“All it took was a single day.”
Unrealistically romantic in an intentional way and fatalistic to a sharp fault, The Sun Is Also a Star gladly exists in the lofty landscape of poetry, where the brightest stars conveniently align and where serendipitous fate defines paths instead of simple logic or reason. It’s a horoscope of a movie, a wise fortune cookie phrase inspiring love and the pursuit of happiness but missing a personal touch. The performances are solid, the direction controlled, and the cinematography brilliantly lit. The story, however, lacks the emotion that such high stakes deserve. The Sun Is Also a Star might look beautiful, but the romance is rather bland.
A lot can happen in a day, especially in the streets of New York. Natasha Kingsley (Yara Shahidi) should be worrying about preparing for her senior year of high school, but instead has to pursue last ditch efforts to keep her entire family from being deported back to Jamaica the next day. Daniel Jae Ho Bae (Charles Melton) has an interview to help him get admitted to Dartmouth in the Fall, because as the first born to Korean immigrants, he’s expected to become a doctor. A far cry from becoming a poet like he dreams of being. Natasha thinks with her head first, Daniel with his heart, and the two cannot seem to escape each other once these opposites cross paths. Nor do they really want to.

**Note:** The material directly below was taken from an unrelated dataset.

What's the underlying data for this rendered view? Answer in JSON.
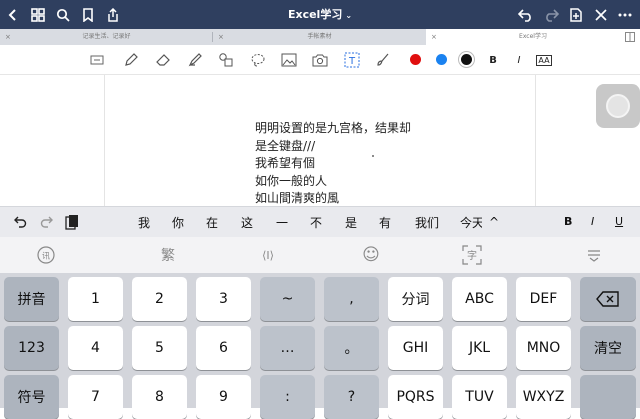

Most of the film finds them walking and talking. Natasha only obliges after Daniel saves her from being hit by a reckless driver, and although she refuses to believe that he can convince her to fall in love with him in mere hours, her eyes linger long enough to tell us she’s not one hundred percent certain either. For being a huge chunk of the story, so much of their time together doesn’t leave a lasting imprint. They talk about heavy and heady topics: fate, love, the cosmos and how all three are inextricably tangled together in the intricate web of life. But the dialogue in their conversations is rarely memorable or grounded by the family drama playing out in the backgrounds of their own lives.
The romance leans a little too heavily on the saccharine and the many montages hit us over the head with the profundity of existence. However, thanks to the capable direction from Ry Russo-Young (whose Before I Fall was one of 2017’s great surprises), the movie captures the inexplicable nature of love at first sight, so gorgeously lensed by the film’s cinematographer Autumn Durald and scored with wispy hopefulness by composer Herdís Stefánsdóttir. The Sun Is Also a Star is a little rough around the edges, and the lengthy title a literal drag, but it’s always nice to see a mature, thoughtful film led by two talented performers who all too rarely get to be the face of falling in love.
“You never know why you were meant to be here at this time.”
Rating: 3 out of 5